§ **YOUR ASSIGNMENT**
The answer must be the full listing, reproduced word for word.

§ **DATA PROVIDED**
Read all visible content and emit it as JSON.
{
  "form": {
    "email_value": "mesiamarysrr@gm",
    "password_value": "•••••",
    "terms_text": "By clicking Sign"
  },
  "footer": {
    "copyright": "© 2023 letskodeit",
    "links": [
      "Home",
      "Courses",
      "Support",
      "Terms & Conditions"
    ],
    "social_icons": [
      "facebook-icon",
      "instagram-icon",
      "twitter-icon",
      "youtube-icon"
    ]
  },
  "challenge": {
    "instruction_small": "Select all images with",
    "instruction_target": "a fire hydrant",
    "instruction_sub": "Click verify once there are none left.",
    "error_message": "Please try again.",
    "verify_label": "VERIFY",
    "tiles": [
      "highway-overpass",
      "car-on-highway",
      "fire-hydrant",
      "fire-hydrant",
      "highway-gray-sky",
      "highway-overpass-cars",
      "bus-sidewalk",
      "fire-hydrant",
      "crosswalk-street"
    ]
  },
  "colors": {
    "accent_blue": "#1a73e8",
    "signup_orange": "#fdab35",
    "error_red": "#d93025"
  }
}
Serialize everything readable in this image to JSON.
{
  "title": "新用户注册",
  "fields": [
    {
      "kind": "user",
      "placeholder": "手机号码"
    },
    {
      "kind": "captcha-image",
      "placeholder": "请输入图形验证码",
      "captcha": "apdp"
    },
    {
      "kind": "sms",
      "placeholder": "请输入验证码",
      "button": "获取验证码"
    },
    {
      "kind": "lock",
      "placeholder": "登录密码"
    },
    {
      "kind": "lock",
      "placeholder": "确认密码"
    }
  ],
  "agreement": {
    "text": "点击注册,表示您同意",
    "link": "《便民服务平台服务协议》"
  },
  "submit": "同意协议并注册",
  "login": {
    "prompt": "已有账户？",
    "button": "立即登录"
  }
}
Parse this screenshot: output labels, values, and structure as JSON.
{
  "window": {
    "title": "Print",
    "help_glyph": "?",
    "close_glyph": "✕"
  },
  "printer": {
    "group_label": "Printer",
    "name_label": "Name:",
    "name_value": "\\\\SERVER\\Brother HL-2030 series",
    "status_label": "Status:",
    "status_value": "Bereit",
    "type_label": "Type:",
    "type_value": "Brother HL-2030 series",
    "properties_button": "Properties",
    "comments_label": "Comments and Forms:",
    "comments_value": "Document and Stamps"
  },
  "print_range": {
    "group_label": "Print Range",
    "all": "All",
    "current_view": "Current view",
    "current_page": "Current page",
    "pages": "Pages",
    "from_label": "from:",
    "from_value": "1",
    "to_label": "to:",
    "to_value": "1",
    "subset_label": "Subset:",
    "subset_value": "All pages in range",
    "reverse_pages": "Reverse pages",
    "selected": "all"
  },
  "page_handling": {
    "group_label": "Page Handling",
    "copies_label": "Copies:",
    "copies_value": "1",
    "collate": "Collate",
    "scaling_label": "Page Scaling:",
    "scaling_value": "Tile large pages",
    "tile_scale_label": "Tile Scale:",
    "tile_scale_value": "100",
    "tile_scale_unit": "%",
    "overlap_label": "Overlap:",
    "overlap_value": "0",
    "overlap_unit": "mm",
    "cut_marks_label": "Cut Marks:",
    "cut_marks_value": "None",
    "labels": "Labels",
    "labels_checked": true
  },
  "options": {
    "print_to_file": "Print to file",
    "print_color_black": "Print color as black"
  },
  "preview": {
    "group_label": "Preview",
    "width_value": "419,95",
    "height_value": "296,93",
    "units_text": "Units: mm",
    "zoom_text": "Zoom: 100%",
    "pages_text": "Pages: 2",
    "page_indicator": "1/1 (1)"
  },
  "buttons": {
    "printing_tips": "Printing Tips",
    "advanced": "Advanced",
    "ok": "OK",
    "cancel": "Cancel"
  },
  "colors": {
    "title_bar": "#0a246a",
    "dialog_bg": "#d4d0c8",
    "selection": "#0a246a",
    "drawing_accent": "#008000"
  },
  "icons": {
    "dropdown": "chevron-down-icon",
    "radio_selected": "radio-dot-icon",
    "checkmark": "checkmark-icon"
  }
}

§ **ANSWER TO THE PROBLEM**
Read all visible content and emit it as JSON.
{
  "form": {
    "email_value": "mesiamarysrr@gm",
    "password_value": "•••••",
    "terms_text": "By clicking Sign"
  },
  "footer": {
    "copyright": "© 2023 letskodeit",
    "links": [
      "Home",
      "Courses",
      "Support",
      "Terms & Conditions"
    ],
    "social_icons": [
      "facebook-icon",
      "instagram-icon",
      "twitter-icon",
      "youtube-icon"
    ]
  },
  "challenge": {
    "instruction_small": "Select all images with",
    "instruction_target": "a fire hydrant",
    "instruction_sub": "Click verify once there are none left.",
    "error_message": "Please try again.",
    "verify_label": "VERIFY",
    "tiles": [
      "highway-overpass",
      "car-on-highway",
      "fire-hydrant",
      "fire-hydrant",
      "highway-gray-sky",
      "highway-overpass-cars",
      "bus-sidewalk",
      "fire-hydrant",
      "crosswalk-street"
    ]
  },
  "colors": {
    "accent_blue": "#1a73e8",
    "signup_orange": "#fdab35",
    "error_red": "#d93025"
  }
}
Serialize everything readable in this image to JSON.
{
  "title": "新用户注册",
  "fields": [
    {
      "kind": "user",
      "placeholder": "手机号码"
    },
    {
      "kind": "captcha-image",
      "placeholder": "请输入图形验证码",
      "captcha": "apdp"
    },
    {
      "kind": "sms",
      "placeholder": "请输入验证码",
      "button": "获取验证码"
    },
    {
      "kind": "lock",
      "placeholder": "登录密码"
    },
    {
      "kind": "lock",
      "placeholder": "确认密码"
    }
  ],
  "agreement": {
    "text": "点击注册,表示您同意",
    "link": "《便民服务平台服务协议》"
  },
  "submit": "同意协议并注册",
  "login": {
    "prompt": "已有账户？",
    "button": "立即登录"
  }
}
Parse this screenshot: output labels, values, and structure as JSON.
{
  "window": {
    "title": "Print",
    "help_glyph": "?",
    "close_glyph": "✕"
  },
  "printer": {
    "group_label": "Printer",
    "name_label": "Name:",
    "name_value": "\\\\SERVER\\Brother HL-2030 series",
    "status_label": "Status:",
    "status_value": "Bereit",
    "type_label": "Type:",
    "type_value": "Brother HL-2030 series",
    "properties_button": "Properties",
    "comments_label": "Comments and Forms:",
    "comments_value": "Document and Stamps"
  },
  "print_range": {
    "group_label": "Print Range",
    "all": "All",
    "current_view": "Current view",
    "current_page": "Current page",
    "pages": "Pages",
    "from_label": "from:",
    "from_value": "1",
    "to_label": "to:",
    "to_value": "1",
    "subset_label": "Subset:",
    "subset_value": "All pages in range",
    "reverse_pages": "Reverse pages",
    "selected": "all"
  },
  "page_handling": {
    "group_label": "Page Handling",
    "copies_label": "Copies:",
    "copies_value": "1",
    "collate": "Collate",
    "scaling_label": "Page Scaling:",
    "scaling_value": "Tile large pages",
    "tile_scale_label": "Tile Scale:",
    "tile_scale_value": "100",
    "tile_scale_unit": "%",
    "overlap_label": "Overlap:",
    "overlap_value": "0",
    "overlap_unit": "mm",
    "cut_marks_label": "Cut Marks:",
    "cut_marks_value": "None",
    "labels": "Labels",
    "labels_checked": true
  },
  "options": {
    "print_to_file": "Print to file",
    "print_color_black": "Print color as black"
  },
  "preview": {
    "group_label": "Preview",
    "width_value": "419,95",
    "height_value": "296,93",
    "units_text": "Units: mm",
    "zoom_text": "Zoom: 100%",
    "pages_text": "Pages: 2",
    "page_indicator": "1/1 (1)"
  },
  "buttons": {
    "printing_tips": "Printing Tips",
    "advanced": "Advanced",
    "ok": "OK",
    "cancel": "Cancel"
  },
  "colors": {
    "title_bar": "#0a246a",
    "dialog_bg": "#d4d0c8",
    "selection": "#0a246a",
    "drawing_accent": "#008000"
  },
  "icons": {
    "dropdown": "chevron-down-icon",
    "radio_selected": "radio-dot-icon",
    "checkmark": "checkmark-icon"
  }
}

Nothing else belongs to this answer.